Luxembourg PM outlines EU presidency priorities
(CS) Prime Minister Xavier Bettel on Tuesday said that Luxembourg's presidency of the Council of the European Union would take place under the banner of citizens, growth, investment, innovation and sustainability.
Speaking in parliament, Bettel said that the presidency was a big responsibility but also a unique opportunity for Luxembourg.
He commented that the Grand Duchy could help shine a light on the 500 million citizens of the EU and focus on regaining their trust for a union of which Luxembourg was a founding member. Bettel said that the EU's achievements needed to be highlighted – freedom and peace, but also protection, security and rights.

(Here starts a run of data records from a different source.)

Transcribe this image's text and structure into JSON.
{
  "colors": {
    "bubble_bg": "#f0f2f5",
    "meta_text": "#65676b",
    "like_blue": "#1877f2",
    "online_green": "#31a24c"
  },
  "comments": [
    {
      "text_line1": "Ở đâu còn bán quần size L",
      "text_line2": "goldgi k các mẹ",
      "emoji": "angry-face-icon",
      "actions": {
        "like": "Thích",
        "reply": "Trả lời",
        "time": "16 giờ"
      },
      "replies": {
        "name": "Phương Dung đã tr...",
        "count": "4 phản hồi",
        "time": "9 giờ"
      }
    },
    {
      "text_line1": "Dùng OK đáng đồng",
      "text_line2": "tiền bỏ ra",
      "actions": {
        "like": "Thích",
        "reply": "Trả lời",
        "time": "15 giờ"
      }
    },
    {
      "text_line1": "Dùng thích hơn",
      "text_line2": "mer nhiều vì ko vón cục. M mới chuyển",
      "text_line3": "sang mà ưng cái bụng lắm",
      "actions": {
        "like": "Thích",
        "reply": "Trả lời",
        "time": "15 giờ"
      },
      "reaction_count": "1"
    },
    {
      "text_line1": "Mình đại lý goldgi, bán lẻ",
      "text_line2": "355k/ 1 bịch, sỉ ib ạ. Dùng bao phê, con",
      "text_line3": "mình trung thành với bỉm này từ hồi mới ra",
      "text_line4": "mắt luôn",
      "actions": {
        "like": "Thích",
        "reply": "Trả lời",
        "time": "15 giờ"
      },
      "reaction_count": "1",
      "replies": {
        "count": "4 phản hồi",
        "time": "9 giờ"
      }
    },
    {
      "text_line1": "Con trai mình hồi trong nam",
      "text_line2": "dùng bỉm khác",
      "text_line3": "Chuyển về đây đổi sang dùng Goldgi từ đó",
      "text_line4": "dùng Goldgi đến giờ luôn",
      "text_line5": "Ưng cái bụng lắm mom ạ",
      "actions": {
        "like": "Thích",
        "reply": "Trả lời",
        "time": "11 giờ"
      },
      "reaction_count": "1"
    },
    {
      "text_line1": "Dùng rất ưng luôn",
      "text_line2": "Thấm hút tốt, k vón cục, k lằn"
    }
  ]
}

But the presidency is also about giving people hope, Bettel said, “perspectives for a better future.” To achieve this, new movement was needed in the labour market and the economy, with Luxembourg hopeful to implement a road map for industrial competitivity during the presidency.
Other issues on the agenda will be SMEs and research and innovation in Europe, but also social justice.
TTIP, climate and migrants
Furthermore, Bettel said that Luxembourg is committed to a broad discussion of the Transatlantic Trade and Investment Partnership (TTIP) between the EU and the US. The Luxembourg Premier said that TTIP needed to come out of the darkroom, calling on the Commission to organise a public conference.
“We want to give national representatives of unions, businesses and the general public the opportunity to discuss this agreement,” he said.
In light of the recent migrant boat tragedies, Bettel commented that this will be an issue Luxembourg will need to address during its six-month presidency, that begins on July 1. “We do not want to run away from that responsibility,” Bettel said, adding that Luxembourg itself was working on finding ways to welcome more people in need of help and assistance.
However, the Premier also said that preventative measures needed to be taken to show up perspectives for people in their countries of origin, with Luxembourg's “ambitious goals in the area of cooperation policy” to serve as a means to convince the country's international partners “to help, where help is urgently needed.”